President Sauli Niinistö put the record straight on Saturday when he said that everyone in the Ministerial Committee on Foreign and Security Policy had been informed ahead of time of his intentions to bring up the mandatory use of airplane transponders at his summit with Russian President Vladimir Putin in early July. Speaking to Yle from Rio de Janeiro, Niinistö said he found talk of him “going solo” and causing confusion inconceivable.
“Apparently when these things aren’t widely discussed, people can come up with their own versions of the truth that aren’t true,” he said.
He explained that two separate Russian proposals for talks have apparently been mixed up. The first was presented by Russia at the NATO Summit in July.
“In this case, it was suggested that Russia, NATO, Finland and Sweden could continue a dialogue on air safety over the Baltic Sea, which included the principle of transponder use. They referred to my proposal in this area. No one was surprised by this,” Niinistö said on Saturday.
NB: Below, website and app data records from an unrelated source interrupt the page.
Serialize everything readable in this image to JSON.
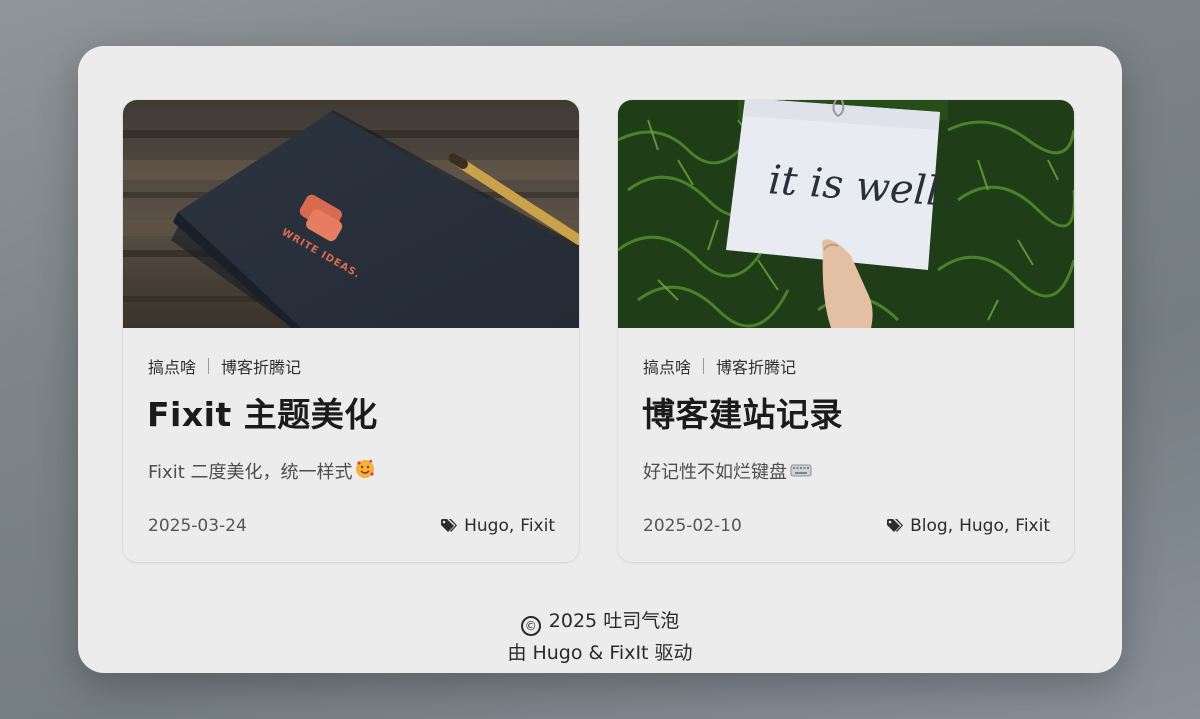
{
  "posts": [
    {
      "image": "notebook-write-ideas-photo",
      "image_text": "WRITE IDEAS.",
      "category_1": "搞点啥",
      "category_2": "博客折腾记",
      "title": "Fixit 主题美化",
      "summary": "Fixit 二度美化，统一样式",
      "summary_emoji": "face-hearts-icon",
      "date": "2025-03-24",
      "tags": [
        "Hugo",
        "Fixit"
      ]
    },
    {
      "image": "it-is-well-sign-photo",
      "image_text": "it is well.",
      "category_1": "搞点啥",
      "category_2": "博客折腾记",
      "title": "博客建站记录",
      "summary": "好记性不如烂键盘",
      "summary_emoji": "keyboard-icon",
      "date": "2025-02-10",
      "tags": [
        "Blog",
        "Hugo",
        "Fixit"
      ]
    }
  ],
  "footer": {
    "copyright_symbol": "©",
    "copyright": "2025 吐司气泡",
    "powered_by": "由 Hugo & FixIt 驱动"
  },
  "colors": {
    "panel": "#ececec",
    "title": "#1b1b1b",
    "muted": "#565656"
  }
}
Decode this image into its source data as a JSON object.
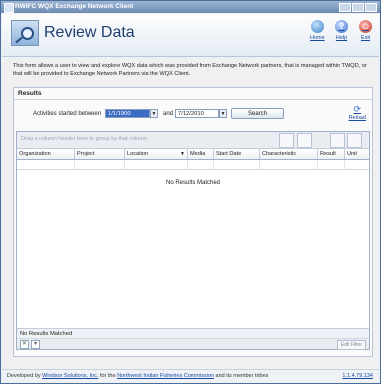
{
  "window": {
    "title": "RWIFC WQX Exchange Network Client"
  },
  "header": {
    "title": "Review Data",
    "nav": [
      {
        "label": "Home",
        "icon": "home-icon",
        "color": "#3f7fc4"
      },
      {
        "label": "Help",
        "icon": "help-icon",
        "color": "#2f6ccf"
      },
      {
        "label": "Exit",
        "icon": "exit-icon",
        "color": "#c0392b"
      }
    ]
  },
  "description": "This form allows a user to view and explore WQX data which was provided from Exchange Network partners, that is managed within TWQD, or that will be provided to Exchange Network Partners via the WQX Client.",
  "results": {
    "heading": "Results",
    "activities_label": "Activities started between",
    "start_date": "1/1/1900",
    "and_label": "and",
    "end_date": "7/12/2010",
    "search_label": "Search",
    "reload_label": "Reload",
    "group_hint": "Drag a column header here to group by that column",
    "columns": [
      "Organization",
      "Project",
      "Location",
      "Media",
      "Start Date",
      "Characteristic",
      "Result",
      "Unit"
    ],
    "no_results": "No Results Matched",
    "status": "No Results Matched",
    "edit_filter": "Edit Filter"
  },
  "footer": {
    "developed_by": "Developed by",
    "company": "Windsor Solutions, Inc.",
    "for_the": "for the",
    "commission": "Northwest Indian Fisheries Commission",
    "members": "and its member tribes",
    "version": "1.1.4.79.134"
  }
}
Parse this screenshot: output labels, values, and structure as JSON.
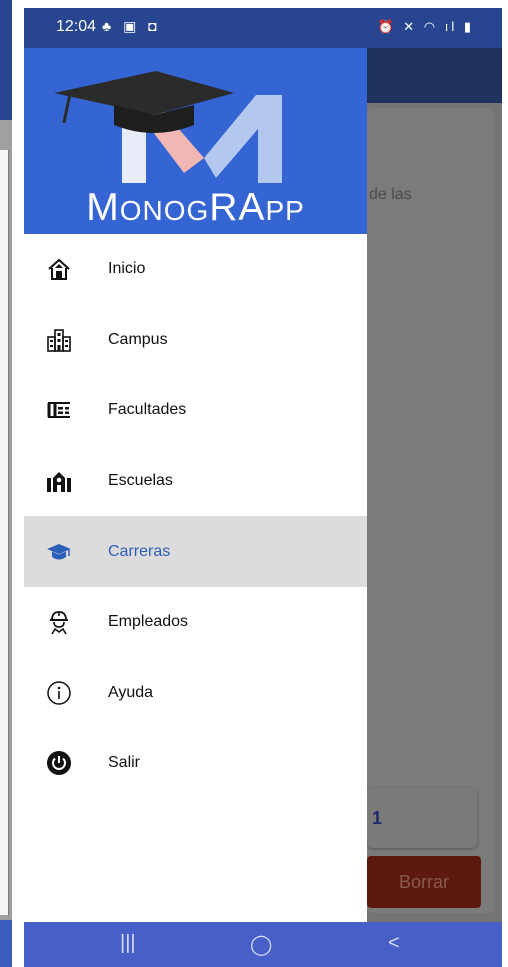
{
  "status_bar": {
    "time": "12:04",
    "left_icons": "♣ ▣ ◘",
    "right_icons": "⏰ ✕ ◠ ıl ▮"
  },
  "background_app": {
    "partial_text": "de las",
    "field_value": "1",
    "delete_button": "Borrar"
  },
  "drawer": {
    "logo": {
      "first_letter": "M",
      "text_rest": "ONOG",
      "text_rest2": "RA",
      "text_rest3": "PP",
      "colors": {
        "m_left": "#e8ecf6",
        "m_middle": "#f2b7b3",
        "m_right": "#b4c8ef",
        "cap": "#2b2b2b"
      }
    },
    "header_color": "#3565d2",
    "menu": [
      {
        "label": "Inicio",
        "icon": "home-icon"
      },
      {
        "label": "Campus",
        "icon": "buildings-icon"
      },
      {
        "label": "Facultades",
        "icon": "faculty-icon"
      },
      {
        "label": "Escuelas",
        "icon": "school-icon"
      },
      {
        "label": "Carreras",
        "icon": "graduation-cap-icon",
        "selected": true
      },
      {
        "label": "Empleados",
        "icon": "worker-icon"
      },
      {
        "label": "Ayuda",
        "icon": "info-icon"
      },
      {
        "label": "Salir",
        "icon": "power-icon"
      }
    ]
  },
  "nav_bar": {
    "recents": "|||",
    "home": "◯",
    "back": "<"
  },
  "accent_color": "#2e5fb8"
}
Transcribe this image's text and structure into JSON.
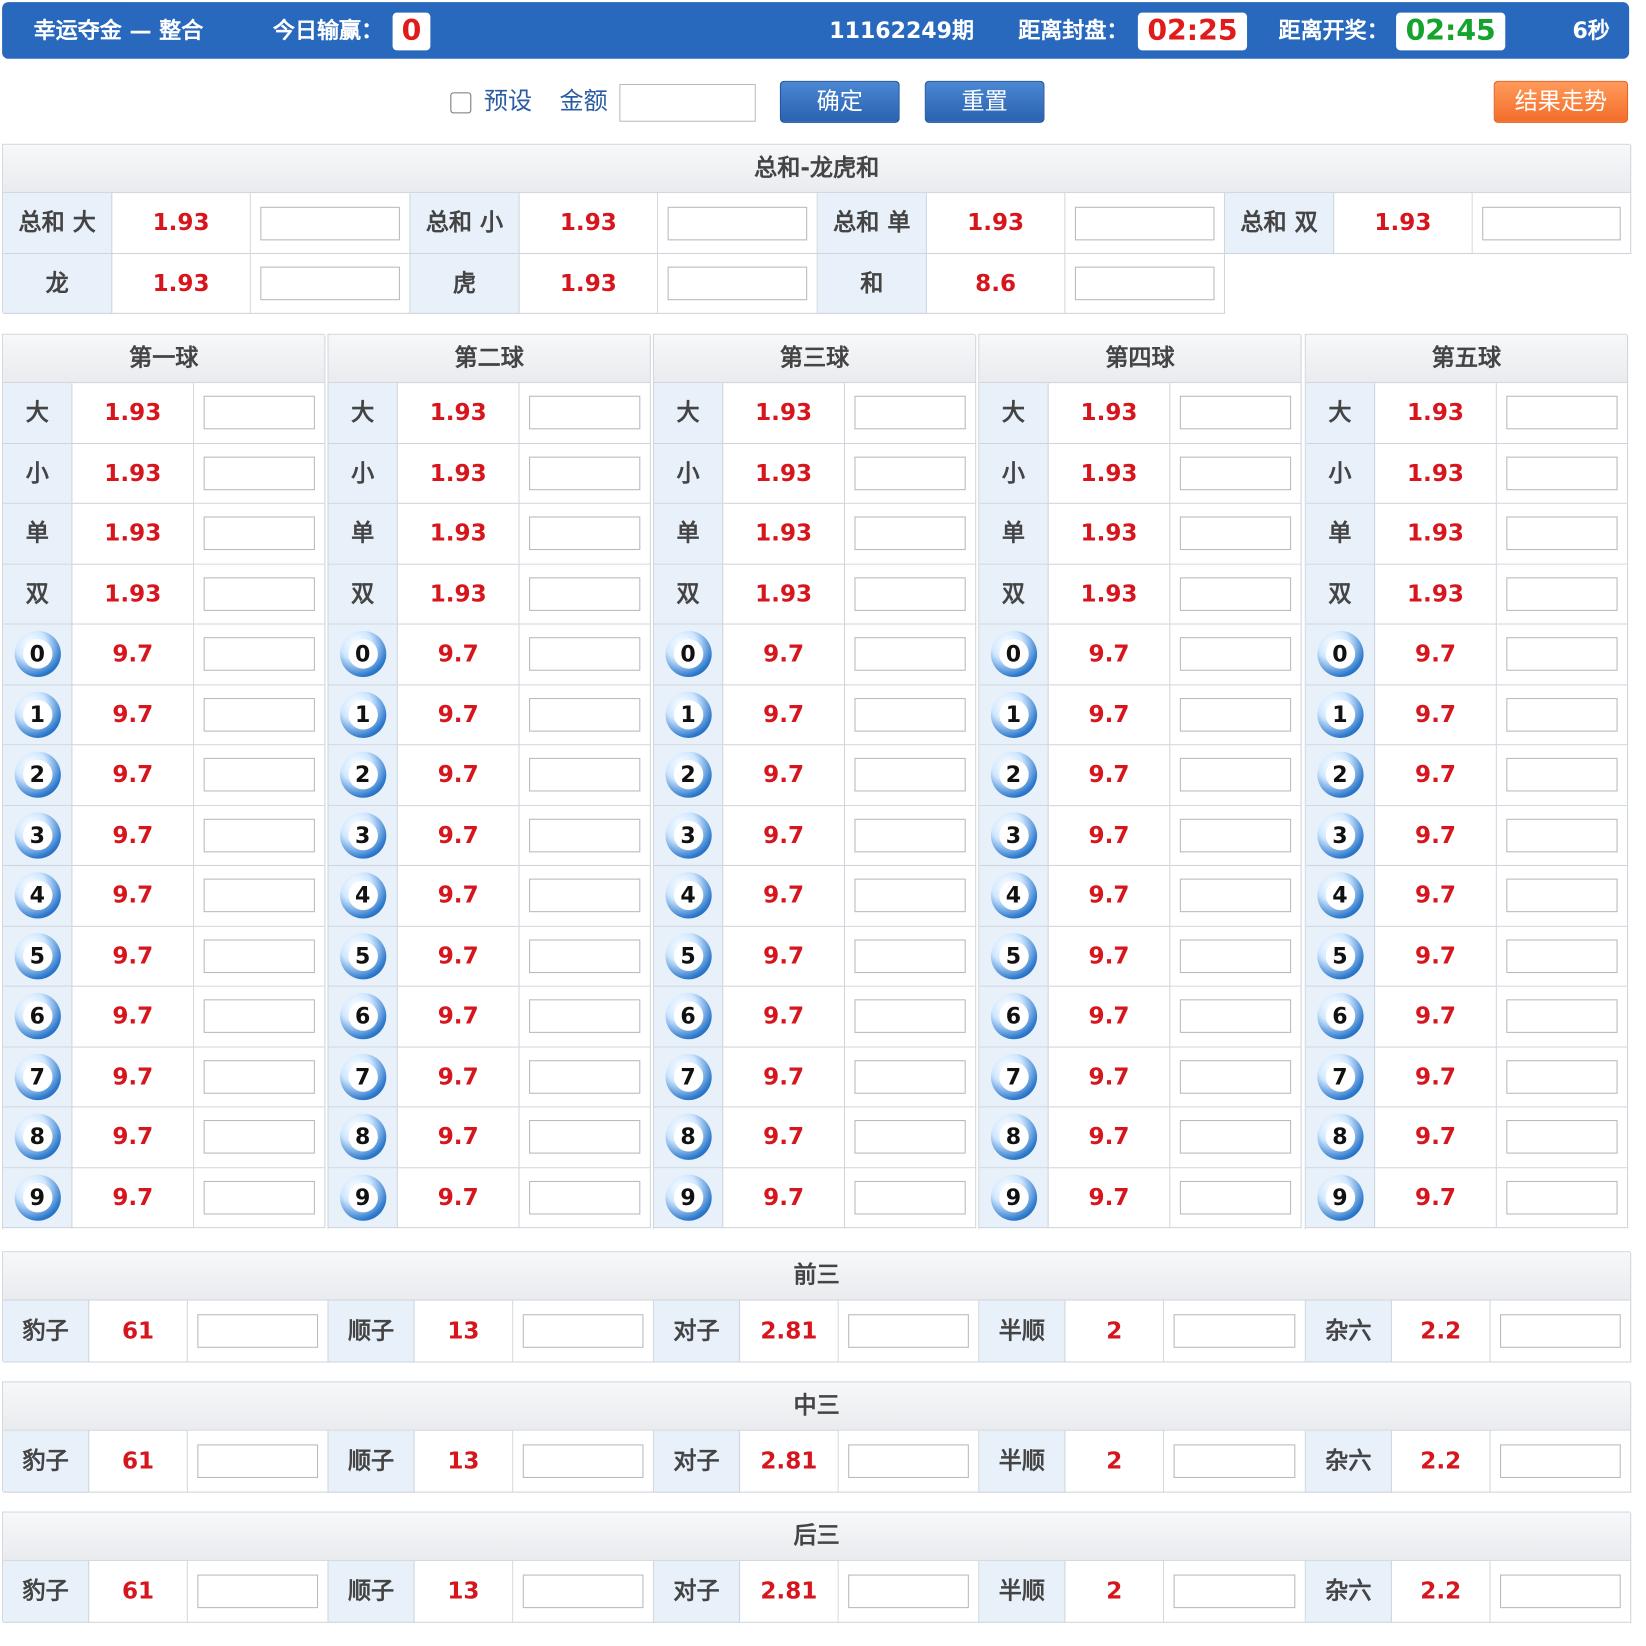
{
  "header": {
    "title": "幸运夺金 — 整合",
    "today_label": "今日输赢：",
    "today_value": "0",
    "period": "11162249期",
    "close_label": "距离封盘：",
    "close_time": "02:25",
    "draw_label": "距离开奖：",
    "draw_time": "02:45",
    "refresh": "6秒"
  },
  "controls": {
    "preset_label": "预设",
    "amount_label": "金额",
    "confirm_label": "确定",
    "reset_label": "重置",
    "trend_label": "结果走势"
  },
  "colors": {
    "header_bg": "#2868bd",
    "odds": "#d6151c",
    "close_time": "#e01b1b",
    "draw_time": "#14a32c",
    "trend_btn": "#f36d2a"
  },
  "sum_section": {
    "title": "总和-龙虎和",
    "row1": [
      {
        "name": "总和 大",
        "odds": "1.93"
      },
      {
        "name": "总和 小",
        "odds": "1.93"
      },
      {
        "name": "总和 单",
        "odds": "1.93"
      },
      {
        "name": "总和 双",
        "odds": "1.93"
      }
    ],
    "row2": [
      {
        "name": "龙",
        "odds": "1.93"
      },
      {
        "name": "虎",
        "odds": "1.93"
      },
      {
        "name": "和",
        "odds": "8.6"
      }
    ]
  },
  "balls": {
    "titles": [
      "第一球",
      "第二球",
      "第三球",
      "第四球",
      "第五球"
    ],
    "attr_rows": [
      {
        "name": "大",
        "odds": "1.93"
      },
      {
        "name": "小",
        "odds": "1.93"
      },
      {
        "name": "单",
        "odds": "1.93"
      },
      {
        "name": "双",
        "odds": "1.93"
      }
    ],
    "numbers": [
      "0",
      "1",
      "2",
      "3",
      "4",
      "5",
      "6",
      "7",
      "8",
      "9"
    ],
    "number_odds": "9.7"
  },
  "groups": [
    {
      "title": "前三",
      "items": [
        {
          "name": "豹子",
          "odds": "61"
        },
        {
          "name": "顺子",
          "odds": "13"
        },
        {
          "name": "对子",
          "odds": "2.81"
        },
        {
          "name": "半顺",
          "odds": "2"
        },
        {
          "name": "杂六",
          "odds": "2.2"
        }
      ]
    },
    {
      "title": "中三",
      "items": [
        {
          "name": "豹子",
          "odds": "61"
        },
        {
          "name": "顺子",
          "odds": "13"
        },
        {
          "name": "对子",
          "odds": "2.81"
        },
        {
          "name": "半顺",
          "odds": "2"
        },
        {
          "name": "杂六",
          "odds": "2.2"
        }
      ]
    },
    {
      "title": "后三",
      "items": [
        {
          "name": "豹子",
          "odds": "61"
        },
        {
          "name": "顺子",
          "odds": "13"
        },
        {
          "name": "对子",
          "odds": "2.81"
        },
        {
          "name": "半顺",
          "odds": "2"
        },
        {
          "name": "杂六",
          "odds": "2.2"
        }
      ]
    }
  ]
}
The president says Russia’s August proposal to hold talks was something else entirely. In this second proposal, Russia invited the countries bordering the Baltic Sea to bilateral negotiations on a much broader subject: security on the Baltic Sea.
“No reference to my initiative was made in this instance. I have received a copy of the invitation that was sent to Finland and it is clear that the bilateral talks concern a completely different matter. It is a presentation on general security. This was never made clear, so some people quickly came to the conclusion that Russia is demanding a consultation because of Niinistö's proposal. This is a lie.”
Foreign Minister Timo Soini told the news agency Lännen Media on Saturday that he supported the idea of increased bilateral defence cooperation with the USA. President Niinistö says this issue too has been presented before.
“These are quite technical agreements. We just signed one with Britain a short time ago. They are rather general in nature – nothing dramatic,” the president said.